The FAA has issued guidance on lithium batteries
Before 2015, the data shows that 39% of passenger aircraft incidents occurred in checked bags. The high percentage of loose battery packs in the data was a concern to the FAA. In 2015, the FAA issued safety alerts on e-cigarettes and spare lithium batteries to reduce batteries in checked bags. The data since 2015 indicates that 20% of the reported incidents occurred in checked bags, thus showing a large reduction in these incidents.
Among Exponent's preliminary analyses, the most important point to emphasize is that the number of battery-related incidents on planes remains very low, and both cargo and passenger flights are very safe. However, whether this trend tracks across industries is difficult to estimate, with few readily accessible resources. To an extent, this difficulty is intrinsic to the number of companies, manufacturers, subcontracted parts suppliers, and product types in the market, all of which create barriers to collecting data on thermal runaway events.
The value of this FAA database is that it makes information about battery-related incidents captured over a significant length of time publicly available, with strong potential remaining to customize queries that lift deeper insights out of the raw information. The unique safety and regulatory concerns related to aviation have not led to a high level of battery injuries but have provided a useful data set for better understanding battery thermal events.
How Exponent Can Help
Exponent offers strategic, multidisciplinary consulting services for energy technology companies and the aviation industry, including product safety assessments and regulatory compliance support. Our battery engineers and electrochemists have helped develop and conduct test protocols for accelerated aging studies, cell cycling procedures, and mechanical testing of lithium-ion battery packs used in a variety of personal electronics and other devices. Our aeronautical engineers have investigated aircraft fires and other accidents and have a deep understanding of the aerospace regulatory landscape.

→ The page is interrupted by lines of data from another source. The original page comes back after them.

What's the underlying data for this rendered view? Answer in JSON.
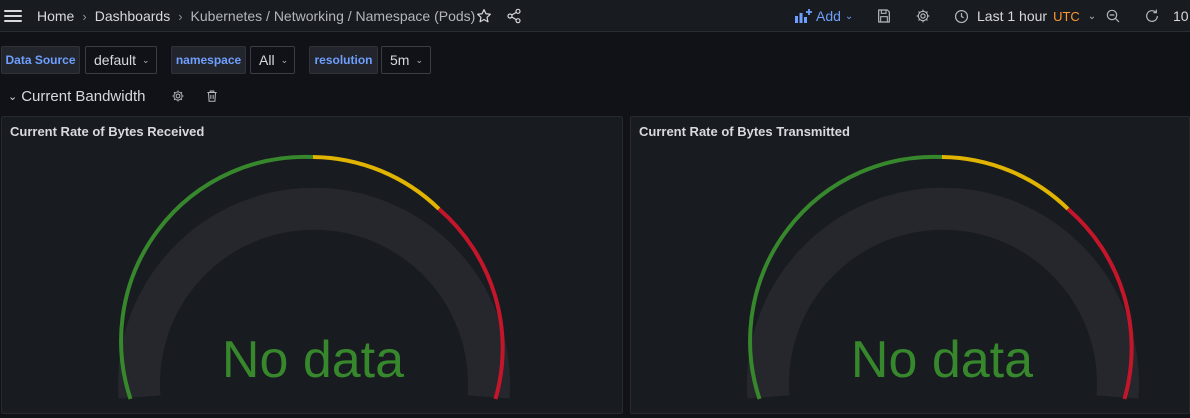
{
  "breadcrumb": {
    "items": [
      "Home",
      "Dashboards",
      "Kubernetes / Networking / Namespace (Pods)"
    ]
  },
  "toolbar": {
    "add_label": "Add",
    "time_range": "Last 1 hour",
    "timezone": "UTC",
    "refresh_partial": "10"
  },
  "variables": [
    {
      "label": "Data Source",
      "value": "default"
    },
    {
      "label": "namespace",
      "value": "All"
    },
    {
      "label": "resolution",
      "value": "5m"
    }
  ],
  "row": {
    "title": "Current Bandwidth"
  },
  "panels": [
    {
      "title": "Current Rate of Bytes Received",
      "value_text": "No data"
    },
    {
      "title": "Current Rate of Bytes Transmitted",
      "value_text": "No data"
    }
  ],
  "colors": {
    "background": "#111217",
    "panel": "#181b1f",
    "accent_blue": "#6e9fff",
    "utc_orange": "#ff9830",
    "threshold_green": "#37872d",
    "threshold_yellow": "#e0b400",
    "threshold_red": "#c4162a",
    "gauge_track": "#25272c"
  },
  "icons": {
    "menu": "hamburger-menu-icon",
    "star": "star-icon",
    "share": "share-icon",
    "add": "add-panel-icon",
    "save": "save-icon",
    "settings": "gear-icon",
    "clock": "clock-icon",
    "zoom_out": "zoom-out-icon",
    "refresh": "refresh-icon",
    "row_settings": "gear-icon",
    "row_delete": "trash-icon"
  }
}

We can leverage decades of experience in proper manufacturing practices and failure analysis to help our clients design and manufacture safer, more reliable products.